## Directions:
Each record has to be returned exactly as it appears.

*** The input Section Begins ***

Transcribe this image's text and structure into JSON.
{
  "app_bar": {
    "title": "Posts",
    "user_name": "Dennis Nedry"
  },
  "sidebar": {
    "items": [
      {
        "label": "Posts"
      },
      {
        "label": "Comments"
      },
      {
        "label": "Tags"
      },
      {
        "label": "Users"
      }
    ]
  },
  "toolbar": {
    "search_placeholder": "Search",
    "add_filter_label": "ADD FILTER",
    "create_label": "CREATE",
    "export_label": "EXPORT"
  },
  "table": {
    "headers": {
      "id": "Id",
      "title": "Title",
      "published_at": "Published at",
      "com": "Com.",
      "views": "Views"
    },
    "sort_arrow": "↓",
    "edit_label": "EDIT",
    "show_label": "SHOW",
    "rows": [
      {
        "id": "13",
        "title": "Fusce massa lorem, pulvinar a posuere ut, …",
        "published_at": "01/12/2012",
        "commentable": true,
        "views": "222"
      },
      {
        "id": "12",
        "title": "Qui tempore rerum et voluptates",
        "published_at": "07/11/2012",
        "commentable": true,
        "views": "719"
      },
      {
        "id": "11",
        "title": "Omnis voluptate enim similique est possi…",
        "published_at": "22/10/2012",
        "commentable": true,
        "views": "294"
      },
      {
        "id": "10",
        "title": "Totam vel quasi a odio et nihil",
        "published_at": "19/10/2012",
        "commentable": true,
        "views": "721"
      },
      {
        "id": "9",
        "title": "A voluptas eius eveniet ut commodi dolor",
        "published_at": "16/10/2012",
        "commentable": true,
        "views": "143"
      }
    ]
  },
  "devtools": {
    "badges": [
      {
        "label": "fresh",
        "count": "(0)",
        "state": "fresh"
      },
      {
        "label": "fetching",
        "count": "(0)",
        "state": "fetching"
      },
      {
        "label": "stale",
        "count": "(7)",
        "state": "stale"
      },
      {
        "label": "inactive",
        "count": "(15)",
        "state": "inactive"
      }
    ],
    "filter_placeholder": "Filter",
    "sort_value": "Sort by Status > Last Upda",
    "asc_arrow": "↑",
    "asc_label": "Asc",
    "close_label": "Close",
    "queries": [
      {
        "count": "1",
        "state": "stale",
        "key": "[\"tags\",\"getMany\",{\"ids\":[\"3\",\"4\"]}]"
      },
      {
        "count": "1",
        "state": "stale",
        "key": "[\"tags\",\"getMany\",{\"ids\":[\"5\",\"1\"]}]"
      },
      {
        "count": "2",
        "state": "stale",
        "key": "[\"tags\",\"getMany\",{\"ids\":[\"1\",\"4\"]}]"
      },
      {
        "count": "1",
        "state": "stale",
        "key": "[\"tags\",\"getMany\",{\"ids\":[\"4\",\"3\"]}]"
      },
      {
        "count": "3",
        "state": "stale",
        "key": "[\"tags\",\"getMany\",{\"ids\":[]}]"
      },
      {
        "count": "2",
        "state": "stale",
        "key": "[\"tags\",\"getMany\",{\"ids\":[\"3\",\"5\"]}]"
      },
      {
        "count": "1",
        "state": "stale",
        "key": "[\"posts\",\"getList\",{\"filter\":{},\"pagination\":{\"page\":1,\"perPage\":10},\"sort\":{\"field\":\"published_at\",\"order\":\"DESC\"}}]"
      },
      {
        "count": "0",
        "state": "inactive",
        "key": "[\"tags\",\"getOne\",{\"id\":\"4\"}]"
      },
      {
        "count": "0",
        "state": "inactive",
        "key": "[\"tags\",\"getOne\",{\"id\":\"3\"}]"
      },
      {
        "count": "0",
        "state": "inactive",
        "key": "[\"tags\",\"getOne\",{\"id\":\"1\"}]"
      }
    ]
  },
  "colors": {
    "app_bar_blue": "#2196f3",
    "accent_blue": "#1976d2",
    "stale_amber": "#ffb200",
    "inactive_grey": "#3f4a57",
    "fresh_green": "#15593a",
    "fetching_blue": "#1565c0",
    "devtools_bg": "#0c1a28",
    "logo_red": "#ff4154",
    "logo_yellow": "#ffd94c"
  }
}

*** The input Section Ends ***

## Exercise response:
Transcribe this image's text and structure into JSON.
{
  "app_bar": {
    "title": "Posts",
    "user_name": "Dennis Nedry"
  },
  "sidebar": {
    "items": [
      {
        "label": "Posts"
      },
      {
        "label": "Comments"
      },
      {
        "label": "Tags"
      },
      {
        "label": "Users"
      }
    ]
  },
  "toolbar": {
    "search_placeholder": "Search",
    "add_filter_label": "ADD FILTER",
    "create_label": "CREATE",
    "export_label": "EXPORT"
  },
  "table": {
    "headers": {
      "id": "Id",
      "title": "Title",
      "published_at": "Published at",
      "com": "Com.",
      "views": "Views"
    },
    "sort_arrow": "↓",
    "edit_label": "EDIT",
    "show_label": "SHOW",
    "rows": [
      {
        "id": "13",
        "title": "Fusce massa lorem, pulvinar a posuere ut, …",
        "published_at": "01/12/2012",
        "commentable": true,
        "views": "222"
      },
      {
        "id": "12",
        "title": "Qui tempore rerum et voluptates",
        "published_at": "07/11/2012",
        "commentable": true,
        "views": "719"
      },
      {
        "id": "11",
        "title": "Omnis voluptate enim similique est possi…",
        "published_at": "22/10/2012",
        "commentable": true,
        "views": "294"
      },
      {
        "id": "10",
        "title": "Totam vel quasi a odio et nihil",
        "published_at": "19/10/2012",
        "commentable": true,
        "views": "721"
      },
      {
        "id": "9",
        "title": "A voluptas eius eveniet ut commodi dolor",
        "published_at": "16/10/2012",
        "commentable": true,
        "views": "143"
      }
    ]
  },
  "devtools": {
    "badges": [
      {
        "label": "fresh",
        "count": "(0)",
        "state": "fresh"
      },
      {
        "label": "fetching",
        "count": "(0)",
        "state": "fetching"
      },
      {
        "label": "stale",
        "count": "(7)",
        "state": "stale"
      },
      {
        "label": "inactive",
        "count": "(15)",
        "state": "inactive"
      }
    ],
    "filter_placeholder": "Filter",
    "sort_value": "Sort by Status > Last Upda",
    "asc_arrow": "↑",
    "asc_label": "Asc",
    "close_label": "Close",
    "queries": [
      {
        "count": "1",
        "state": "stale",
        "key": "[\"tags\",\"getMany\",{\"ids\":[\"3\",\"4\"]}]"
      },
      {
        "count": "1",
        "state": "stale",
        "key": "[\"tags\",\"getMany\",{\"ids\":[\"5\",\"1\"]}]"
      },
      {
        "count": "2",
        "state": "stale",
        "key": "[\"tags\",\"getMany\",{\"ids\":[\"1\",\"4\"]}]"
      },
      {
        "count": "1",
        "state": "stale",
        "key": "[\"tags\",\"getMany\",{\"ids\":[\"4\",\"3\"]}]"
      },
      {
        "count": "3",
        "state": "stale",
        "key": "[\"tags\",\"getMany\",{\"ids\":[]}]"
      },
      {
        "count": "2",
        "state": "stale",
        "key": "[\"tags\",\"getMany\",{\"ids\":[\"3\",\"5\"]}]"
      },
      {
        "count": "1",
        "state": "stale",
        "key": "[\"posts\",\"getList\",{\"filter\":{},\"pagination\":{\"page\":1,\"perPage\":10},\"sort\":{\"field\":\"published_at\",\"order\":\"DESC\"}}]"
      },
      {
        "count": "0",
        "state": "inactive",
        "key": "[\"tags\",\"getOne\",{\"id\":\"4\"}]"
      },
      {
        "count": "0",
        "state": "inactive",
        "key": "[\"tags\",\"getOne\",{\"id\":\"3\"}]"
      },
      {
        "count": "0",
        "state": "inactive",
        "key": "[\"tags\",\"getOne\",{\"id\":\"1\"}]"
      }
    ]
  },
  "colors": {
    "app_bar_blue": "#2196f3",
    "accent_blue": "#1976d2",
    "stale_amber": "#ffb200",
    "inactive_grey": "#3f4a57",
    "fresh_green": "#15593a",
    "fetching_blue": "#1565c0",
    "devtools_bg": "#0c1a28",
    "logo_red": "#ff4154",
    "logo_yellow": "#ffd94c"
  }
}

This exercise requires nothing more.